■ TASK OBJECTIVE
Copy every entry verbatim and skip the pictures.

■ SUPPLIED MATERIAL
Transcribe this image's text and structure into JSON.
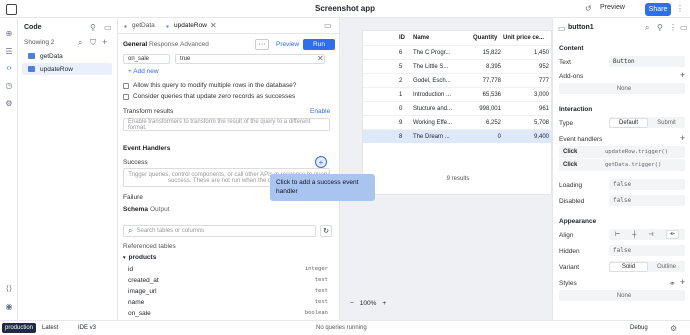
{
  "app": {
    "title": "Screenshot app",
    "preview": "Preview",
    "share": "Share"
  },
  "code_panel": {
    "title": "Code",
    "showing": "Showing 2",
    "queries": [
      "getData",
      "updateRow"
    ]
  },
  "editor": {
    "tabs": [
      "getData",
      "updateRow"
    ],
    "subtabs": [
      "General",
      "Response",
      "Advanced"
    ],
    "preview": "Preview",
    "run": "Run",
    "field_on_sale": "on_sale",
    "field_true": "true",
    "add_new": "+ Add new",
    "allow_modify": "Allow this query to modify multiple rows in the database?",
    "consider_update": "Consider queries that update zero records as successes",
    "transform_title": "Transform results",
    "enable": "Enable",
    "transform_placeholder": "Enable transformers to transform the result of the query to a different format.",
    "handlers_title": "Event Handlers",
    "success": "Success",
    "success_placeholder_1": "Trigger queries, control components, or call other APIs in response to query",
    "success_placeholder_2": "success. These are not run when the query is",
    "failure": "Failure",
    "schema_tabs": [
      "Schema",
      "Output"
    ],
    "search_placeholder": "Search tables or columns",
    "referenced": "Referenced tables",
    "table_name": "products",
    "columns": [
      {
        "name": "id",
        "type": "integer"
      },
      {
        "name": "created_at",
        "type": "text"
      },
      {
        "name": "image_url",
        "type": "text"
      },
      {
        "name": "name",
        "type": "text"
      },
      {
        "name": "on_sale",
        "type": "boolean"
      }
    ]
  },
  "tooltip": {
    "text": "Click to add a success event handler"
  },
  "table": {
    "headers": [
      "ID",
      "Name",
      "Quantity",
      "Unit price ce..."
    ],
    "rows": [
      [
        "6",
        "The C Progr...",
        "15,822",
        "1,450"
      ],
      [
        "5",
        "The Little S...",
        "8,395",
        "952"
      ],
      [
        "2",
        "Godel, Esch...",
        "77,778",
        "777"
      ],
      [
        "1",
        "Introduction ...",
        "65,536",
        "3,000"
      ],
      [
        "0",
        "Stucture and...",
        "998,001",
        "961"
      ],
      [
        "9",
        "Working Effe...",
        "6,252",
        "5,708"
      ],
      [
        "8",
        "The Dream ...",
        "0",
        "9,400"
      ]
    ],
    "results": "9 results",
    "zoom": "100%"
  },
  "inspector": {
    "component": "button1",
    "content": "Content",
    "text_label": "Text",
    "text_value": "Button",
    "addons": "Add-ons",
    "none": "None",
    "interaction": "Interaction",
    "type_label": "Type",
    "type_default": "Default",
    "type_submit": "Submit",
    "event_handlers": "Event handlers",
    "handler_1_event": "Click",
    "handler_1_action": "updateRow.trigger()",
    "handler_2_event": "Click",
    "handler_2_action": "getData.trigger()",
    "loading": "Loading",
    "disabled": "Disabled",
    "false": "false",
    "appearance": "Appearance",
    "align": "Align",
    "hidden": "Hidden",
    "variant": "Variant",
    "variant_solid": "Solid",
    "variant_outline": "Outline",
    "styles": "Styles"
  },
  "bottombar": {
    "env": "production",
    "latest": "Latest",
    "ide": "IDE v3",
    "status": "No queries running",
    "debug": "Debug"
  },
  "colors": {
    "accent": "#2f6feb",
    "tooltip": "#a9c4ef",
    "selected_row": "#dde8fb"
  }
}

■ ANSWER FOR THE TASK
Transcribe this image's text and structure into JSON.
{
  "app": {
    "title": "Screenshot app",
    "preview": "Preview",
    "share": "Share"
  },
  "code_panel": {
    "title": "Code",
    "showing": "Showing 2",
    "queries": [
      "getData",
      "updateRow"
    ]
  },
  "editor": {
    "tabs": [
      "getData",
      "updateRow"
    ],
    "subtabs": [
      "General",
      "Response",
      "Advanced"
    ],
    "preview": "Preview",
    "run": "Run",
    "field_on_sale": "on_sale",
    "field_true": "true",
    "add_new": "+ Add new",
    "allow_modify": "Allow this query to modify multiple rows in the database?",
    "consider_update": "Consider queries that update zero records as successes",
    "transform_title": "Transform results",
    "enable": "Enable",
    "transform_placeholder": "Enable transformers to transform the result of the query to a different format.",
    "handlers_title": "Event Handlers",
    "success": "Success",
    "success_placeholder_1": "Trigger queries, control components, or call other APIs in response to query",
    "success_placeholder_2": "success. These are not run when the query is",
    "failure": "Failure",
    "schema_tabs": [
      "Schema",
      "Output"
    ],
    "search_placeholder": "Search tables or columns",
    "referenced": "Referenced tables",
    "table_name": "products",
    "columns": [
      {
        "name": "id",
        "type": "integer"
      },
      {
        "name": "created_at",
        "type": "text"
      },
      {
        "name": "image_url",
        "type": "text"
      },
      {
        "name": "name",
        "type": "text"
      },
      {
        "name": "on_sale",
        "type": "boolean"
      }
    ]
  },
  "tooltip": {
    "text": "Click to add a success event handler"
  },
  "table": {
    "headers": [
      "ID",
      "Name",
      "Quantity",
      "Unit price ce..."
    ],
    "rows": [
      [
        "6",
        "The C Progr...",
        "15,822",
        "1,450"
      ],
      [
        "5",
        "The Little S...",
        "8,395",
        "952"
      ],
      [
        "2",
        "Godel, Esch...",
        "77,778",
        "777"
      ],
      [
        "1",
        "Introduction ...",
        "65,536",
        "3,000"
      ],
      [
        "0",
        "Stucture and...",
        "998,001",
        "961"
      ],
      [
        "9",
        "Working Effe...",
        "6,252",
        "5,708"
      ],
      [
        "8",
        "The Dream ...",
        "0",
        "9,400"
      ]
    ],
    "results": "9 results",
    "zoom": "100%"
  },
  "inspector": {
    "component": "button1",
    "content": "Content",
    "text_label": "Text",
    "text_value": "Button",
    "addons": "Add-ons",
    "none": "None",
    "interaction": "Interaction",
    "type_label": "Type",
    "type_default": "Default",
    "type_submit": "Submit",
    "event_handlers": "Event handlers",
    "handler_1_event": "Click",
    "handler_1_action": "updateRow.trigger()",
    "handler_2_event": "Click",
    "handler_2_action": "getData.trigger()",
    "loading": "Loading",
    "disabled": "Disabled",
    "false": "false",
    "appearance": "Appearance",
    "align": "Align",
    "hidden": "Hidden",
    "variant": "Variant",
    "variant_solid": "Solid",
    "variant_outline": "Outline",
    "styles": "Styles"
  },
  "bottombar": {
    "env": "production",
    "latest": "Latest",
    "ide": "IDE v3",
    "status": "No queries running",
    "debug": "Debug"
  },
  "colors": {
    "accent": "#2f6feb",
    "tooltip": "#a9c4ef",
    "selected_row": "#dde8fb"
  }
}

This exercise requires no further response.